These notes were developed for the course CS 360 Introduction to the Theory of Computing at the University of Waterloo. Students registered in this course should be sure to check the course syllabus corresponding to the term for which they are registered—not all CS 360 instructors use these notes, and some that do may prefer older or alternative versions of them.

Latest update: October 19, 2020

All 20 lectures in one file (227 pages) [pdf]

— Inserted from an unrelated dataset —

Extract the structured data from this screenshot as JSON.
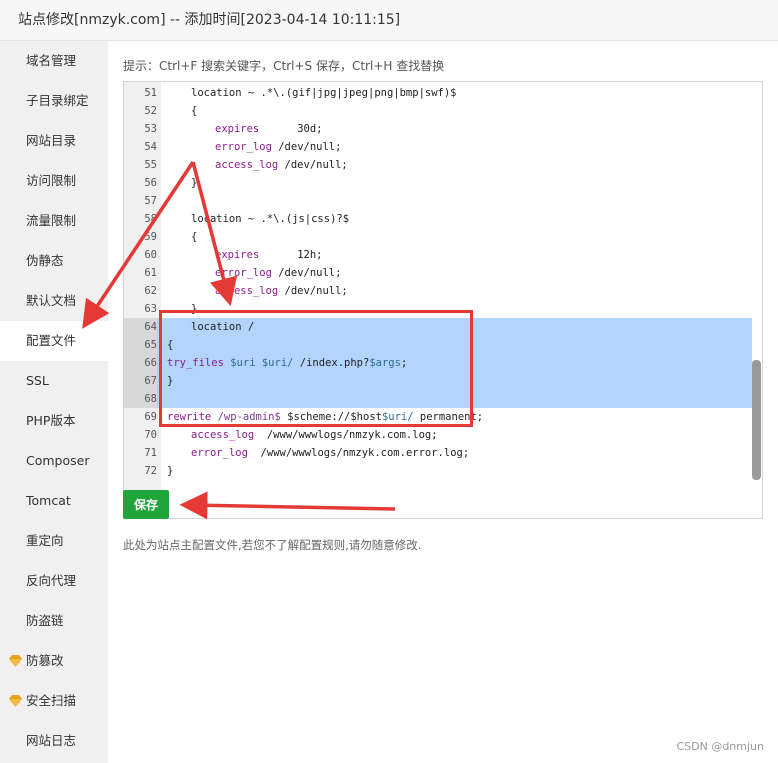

1. Course overview and mathematical foundations [pdf]
2. Countability for languages; deterministic finite automata [pdf]
3. Nondeterministic finite automata [pdf]
4. Regular operations and regular expressions [pdf]
5. Proving languages to be nonregular [pdf]
6. Further discussion of regular languages [pdf]
7. Context-free grammars and languages [pdf]
8. Parse trees, ambiguity, and Chomsky normal form [pdf]
9. Properties of context-free languages [pdf]
10. Proving languages to be non-context free [pdf]
11. Pushdown automata [pdf]
12. Turing machines [pdf]
13. Variants of Turing machines [pdf]
14. Stack machines [pdf]
15. Encodings; examples of decidable languages [pdf]
16. Universal Turing machines and undecidable languages [pdf]
17. More undecidable languages; reductions [pdf]
18. Further discussion of computability [pdf]
19. Time-bounded computations [pdf]
20. NP, polynomial-time mapping reductions, and NP-completeness [pdf]

©2020 John Watrous